> **Supplied material**:
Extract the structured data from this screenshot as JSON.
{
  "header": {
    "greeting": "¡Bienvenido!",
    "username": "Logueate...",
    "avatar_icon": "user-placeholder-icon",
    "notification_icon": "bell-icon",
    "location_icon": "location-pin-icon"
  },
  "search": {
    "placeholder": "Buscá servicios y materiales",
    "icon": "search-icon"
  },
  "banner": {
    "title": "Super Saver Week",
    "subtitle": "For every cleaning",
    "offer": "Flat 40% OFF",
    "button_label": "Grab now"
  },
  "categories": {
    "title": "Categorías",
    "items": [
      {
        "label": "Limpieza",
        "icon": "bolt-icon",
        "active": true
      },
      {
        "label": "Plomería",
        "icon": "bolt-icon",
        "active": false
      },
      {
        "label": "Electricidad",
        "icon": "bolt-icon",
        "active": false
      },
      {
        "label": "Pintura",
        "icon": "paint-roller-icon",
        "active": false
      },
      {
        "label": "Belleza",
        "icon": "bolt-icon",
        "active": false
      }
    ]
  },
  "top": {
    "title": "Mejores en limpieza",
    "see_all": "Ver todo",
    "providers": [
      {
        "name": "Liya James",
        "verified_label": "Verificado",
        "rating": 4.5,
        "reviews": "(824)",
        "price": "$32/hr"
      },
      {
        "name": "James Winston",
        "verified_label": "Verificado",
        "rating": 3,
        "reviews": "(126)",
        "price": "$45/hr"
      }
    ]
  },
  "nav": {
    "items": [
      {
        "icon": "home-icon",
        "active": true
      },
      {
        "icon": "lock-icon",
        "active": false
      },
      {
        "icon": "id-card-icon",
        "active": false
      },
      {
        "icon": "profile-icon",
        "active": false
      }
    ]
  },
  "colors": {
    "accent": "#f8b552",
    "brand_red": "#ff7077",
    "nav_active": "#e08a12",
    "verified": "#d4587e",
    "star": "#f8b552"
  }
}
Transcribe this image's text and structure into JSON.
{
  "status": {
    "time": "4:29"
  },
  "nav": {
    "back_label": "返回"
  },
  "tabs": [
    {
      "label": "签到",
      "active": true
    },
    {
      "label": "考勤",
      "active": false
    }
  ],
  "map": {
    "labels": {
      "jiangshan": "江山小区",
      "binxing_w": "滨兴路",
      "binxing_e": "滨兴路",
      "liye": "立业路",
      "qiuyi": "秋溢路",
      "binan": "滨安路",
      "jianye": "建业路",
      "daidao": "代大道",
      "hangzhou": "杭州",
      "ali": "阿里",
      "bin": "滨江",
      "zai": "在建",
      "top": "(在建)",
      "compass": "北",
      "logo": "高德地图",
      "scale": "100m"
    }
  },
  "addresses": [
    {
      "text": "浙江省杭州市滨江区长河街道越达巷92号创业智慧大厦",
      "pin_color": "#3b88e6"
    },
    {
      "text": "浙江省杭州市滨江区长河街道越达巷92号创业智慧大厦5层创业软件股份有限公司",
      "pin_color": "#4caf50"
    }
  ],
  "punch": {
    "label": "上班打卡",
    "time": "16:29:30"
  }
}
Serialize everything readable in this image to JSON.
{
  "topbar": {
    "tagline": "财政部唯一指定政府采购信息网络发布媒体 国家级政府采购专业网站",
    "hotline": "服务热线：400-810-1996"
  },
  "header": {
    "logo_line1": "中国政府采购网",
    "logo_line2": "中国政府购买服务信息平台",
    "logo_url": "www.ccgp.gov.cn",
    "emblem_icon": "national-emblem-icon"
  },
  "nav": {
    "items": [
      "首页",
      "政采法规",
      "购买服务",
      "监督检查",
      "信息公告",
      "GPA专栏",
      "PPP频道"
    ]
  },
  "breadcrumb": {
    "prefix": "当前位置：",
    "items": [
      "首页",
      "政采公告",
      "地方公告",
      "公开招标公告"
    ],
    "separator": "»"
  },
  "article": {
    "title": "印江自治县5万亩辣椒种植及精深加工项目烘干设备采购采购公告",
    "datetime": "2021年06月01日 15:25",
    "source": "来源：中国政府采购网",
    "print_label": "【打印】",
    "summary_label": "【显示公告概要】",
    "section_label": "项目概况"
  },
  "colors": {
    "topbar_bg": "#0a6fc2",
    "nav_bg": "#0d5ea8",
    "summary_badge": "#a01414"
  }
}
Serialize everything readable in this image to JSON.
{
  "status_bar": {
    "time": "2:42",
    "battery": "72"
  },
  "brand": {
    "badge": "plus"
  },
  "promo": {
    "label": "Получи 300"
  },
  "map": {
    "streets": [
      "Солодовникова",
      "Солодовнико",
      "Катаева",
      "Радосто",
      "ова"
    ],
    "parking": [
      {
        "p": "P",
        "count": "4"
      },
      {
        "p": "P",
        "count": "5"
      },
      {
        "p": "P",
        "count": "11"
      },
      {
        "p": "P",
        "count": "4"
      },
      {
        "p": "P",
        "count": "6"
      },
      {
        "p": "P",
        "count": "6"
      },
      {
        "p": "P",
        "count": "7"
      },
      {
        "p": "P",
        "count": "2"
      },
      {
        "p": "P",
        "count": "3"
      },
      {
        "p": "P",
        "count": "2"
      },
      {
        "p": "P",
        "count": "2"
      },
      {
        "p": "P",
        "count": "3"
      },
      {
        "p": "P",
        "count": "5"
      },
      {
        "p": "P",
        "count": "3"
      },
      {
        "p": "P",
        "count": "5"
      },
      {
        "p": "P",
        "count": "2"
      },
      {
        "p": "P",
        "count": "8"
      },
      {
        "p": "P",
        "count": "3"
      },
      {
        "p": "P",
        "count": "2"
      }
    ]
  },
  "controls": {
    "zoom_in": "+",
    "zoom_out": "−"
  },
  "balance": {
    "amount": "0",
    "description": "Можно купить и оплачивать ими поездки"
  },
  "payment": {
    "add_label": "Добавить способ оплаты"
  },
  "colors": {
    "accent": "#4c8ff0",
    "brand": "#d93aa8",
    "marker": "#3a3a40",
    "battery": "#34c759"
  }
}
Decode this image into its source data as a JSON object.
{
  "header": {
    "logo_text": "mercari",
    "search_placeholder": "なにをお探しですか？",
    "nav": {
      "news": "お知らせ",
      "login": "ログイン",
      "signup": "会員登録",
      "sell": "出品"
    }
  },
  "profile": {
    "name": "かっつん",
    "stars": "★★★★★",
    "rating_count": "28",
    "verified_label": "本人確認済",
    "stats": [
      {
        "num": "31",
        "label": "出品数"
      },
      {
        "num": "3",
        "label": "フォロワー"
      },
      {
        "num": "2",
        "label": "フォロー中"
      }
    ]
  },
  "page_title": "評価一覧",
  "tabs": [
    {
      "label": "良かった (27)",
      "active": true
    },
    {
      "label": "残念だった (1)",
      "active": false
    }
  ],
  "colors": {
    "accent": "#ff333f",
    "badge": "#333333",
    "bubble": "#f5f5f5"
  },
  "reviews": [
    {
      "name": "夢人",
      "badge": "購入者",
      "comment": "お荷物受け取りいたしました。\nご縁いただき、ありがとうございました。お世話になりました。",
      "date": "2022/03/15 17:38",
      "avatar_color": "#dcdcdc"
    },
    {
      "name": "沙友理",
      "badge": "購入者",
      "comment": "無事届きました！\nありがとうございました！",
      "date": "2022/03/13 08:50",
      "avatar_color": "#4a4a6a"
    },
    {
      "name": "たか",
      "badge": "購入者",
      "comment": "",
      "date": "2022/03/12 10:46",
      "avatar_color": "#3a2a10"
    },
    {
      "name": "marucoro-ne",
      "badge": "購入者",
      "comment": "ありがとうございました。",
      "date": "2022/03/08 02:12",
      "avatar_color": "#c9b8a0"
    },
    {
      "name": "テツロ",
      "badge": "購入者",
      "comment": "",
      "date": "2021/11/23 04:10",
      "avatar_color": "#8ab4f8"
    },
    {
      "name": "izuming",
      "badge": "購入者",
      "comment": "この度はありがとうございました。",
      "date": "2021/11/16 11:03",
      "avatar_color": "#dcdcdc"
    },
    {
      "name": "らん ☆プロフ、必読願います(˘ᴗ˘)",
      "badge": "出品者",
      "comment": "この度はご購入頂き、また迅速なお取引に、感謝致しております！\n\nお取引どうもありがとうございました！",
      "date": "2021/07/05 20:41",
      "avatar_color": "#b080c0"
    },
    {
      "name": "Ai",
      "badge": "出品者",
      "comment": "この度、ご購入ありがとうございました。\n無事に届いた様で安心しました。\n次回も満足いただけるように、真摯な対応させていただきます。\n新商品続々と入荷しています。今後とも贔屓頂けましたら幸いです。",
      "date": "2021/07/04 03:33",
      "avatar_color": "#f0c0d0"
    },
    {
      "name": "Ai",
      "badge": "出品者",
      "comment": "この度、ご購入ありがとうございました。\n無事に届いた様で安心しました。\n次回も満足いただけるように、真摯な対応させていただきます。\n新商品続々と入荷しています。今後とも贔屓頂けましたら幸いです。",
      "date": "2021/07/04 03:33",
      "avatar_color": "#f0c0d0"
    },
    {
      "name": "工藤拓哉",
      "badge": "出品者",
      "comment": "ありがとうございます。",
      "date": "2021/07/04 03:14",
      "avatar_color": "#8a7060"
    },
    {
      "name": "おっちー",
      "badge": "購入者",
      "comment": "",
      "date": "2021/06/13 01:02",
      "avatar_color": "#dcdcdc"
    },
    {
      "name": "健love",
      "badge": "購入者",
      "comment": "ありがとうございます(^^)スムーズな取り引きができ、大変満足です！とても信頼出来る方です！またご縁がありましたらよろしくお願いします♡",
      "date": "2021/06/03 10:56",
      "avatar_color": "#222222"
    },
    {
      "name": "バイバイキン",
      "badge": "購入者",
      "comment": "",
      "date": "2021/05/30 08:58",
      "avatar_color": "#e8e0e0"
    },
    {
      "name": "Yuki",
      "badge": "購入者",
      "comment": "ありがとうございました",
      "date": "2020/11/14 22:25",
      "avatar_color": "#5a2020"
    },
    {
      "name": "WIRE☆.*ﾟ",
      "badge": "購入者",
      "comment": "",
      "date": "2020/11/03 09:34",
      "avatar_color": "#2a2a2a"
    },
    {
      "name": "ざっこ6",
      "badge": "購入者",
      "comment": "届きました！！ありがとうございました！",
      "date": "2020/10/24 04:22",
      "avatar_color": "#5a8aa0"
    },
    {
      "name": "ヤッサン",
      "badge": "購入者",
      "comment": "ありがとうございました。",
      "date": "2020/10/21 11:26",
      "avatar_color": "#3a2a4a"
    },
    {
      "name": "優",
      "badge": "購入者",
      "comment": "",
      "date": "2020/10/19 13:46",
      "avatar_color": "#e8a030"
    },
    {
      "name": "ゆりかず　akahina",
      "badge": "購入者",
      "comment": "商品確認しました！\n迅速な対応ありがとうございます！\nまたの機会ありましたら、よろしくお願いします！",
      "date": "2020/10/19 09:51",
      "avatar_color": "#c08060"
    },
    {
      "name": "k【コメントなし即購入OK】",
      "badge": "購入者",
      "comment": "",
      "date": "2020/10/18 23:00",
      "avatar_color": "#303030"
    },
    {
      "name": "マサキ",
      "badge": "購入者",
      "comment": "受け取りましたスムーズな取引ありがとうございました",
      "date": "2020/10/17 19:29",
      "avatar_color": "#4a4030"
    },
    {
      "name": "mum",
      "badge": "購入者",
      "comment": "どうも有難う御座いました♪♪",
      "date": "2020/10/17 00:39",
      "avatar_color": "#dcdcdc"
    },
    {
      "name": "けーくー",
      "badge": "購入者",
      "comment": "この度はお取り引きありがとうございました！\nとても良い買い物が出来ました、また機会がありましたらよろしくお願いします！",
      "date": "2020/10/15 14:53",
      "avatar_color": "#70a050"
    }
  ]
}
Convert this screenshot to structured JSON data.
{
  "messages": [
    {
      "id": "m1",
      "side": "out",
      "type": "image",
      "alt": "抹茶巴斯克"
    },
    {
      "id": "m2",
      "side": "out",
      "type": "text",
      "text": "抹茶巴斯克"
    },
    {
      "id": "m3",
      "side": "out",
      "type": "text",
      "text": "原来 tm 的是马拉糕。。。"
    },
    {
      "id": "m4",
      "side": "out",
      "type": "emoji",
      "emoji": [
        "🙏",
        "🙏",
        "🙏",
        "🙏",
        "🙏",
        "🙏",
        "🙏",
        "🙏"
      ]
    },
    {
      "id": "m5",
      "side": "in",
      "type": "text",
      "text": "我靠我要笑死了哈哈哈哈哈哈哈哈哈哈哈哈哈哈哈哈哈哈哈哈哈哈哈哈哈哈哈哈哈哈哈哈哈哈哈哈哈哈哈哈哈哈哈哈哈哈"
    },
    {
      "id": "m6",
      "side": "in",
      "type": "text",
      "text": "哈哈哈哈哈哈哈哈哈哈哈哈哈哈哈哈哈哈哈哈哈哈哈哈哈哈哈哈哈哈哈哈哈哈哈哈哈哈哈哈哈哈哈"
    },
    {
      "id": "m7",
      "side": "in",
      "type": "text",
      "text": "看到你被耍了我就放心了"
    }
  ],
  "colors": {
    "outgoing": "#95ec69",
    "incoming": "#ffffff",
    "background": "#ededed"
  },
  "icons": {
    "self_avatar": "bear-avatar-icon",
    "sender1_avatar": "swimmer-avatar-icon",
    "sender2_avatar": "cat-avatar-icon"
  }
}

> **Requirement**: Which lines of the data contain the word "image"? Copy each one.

> **Expected output**:
Transcribe this image's text and structure into JSON.
Serialize everything readable in this image to JSON.
Serialize everything readable in this image to JSON.
Decode this image into its source data as a JSON object.
      "type": "image",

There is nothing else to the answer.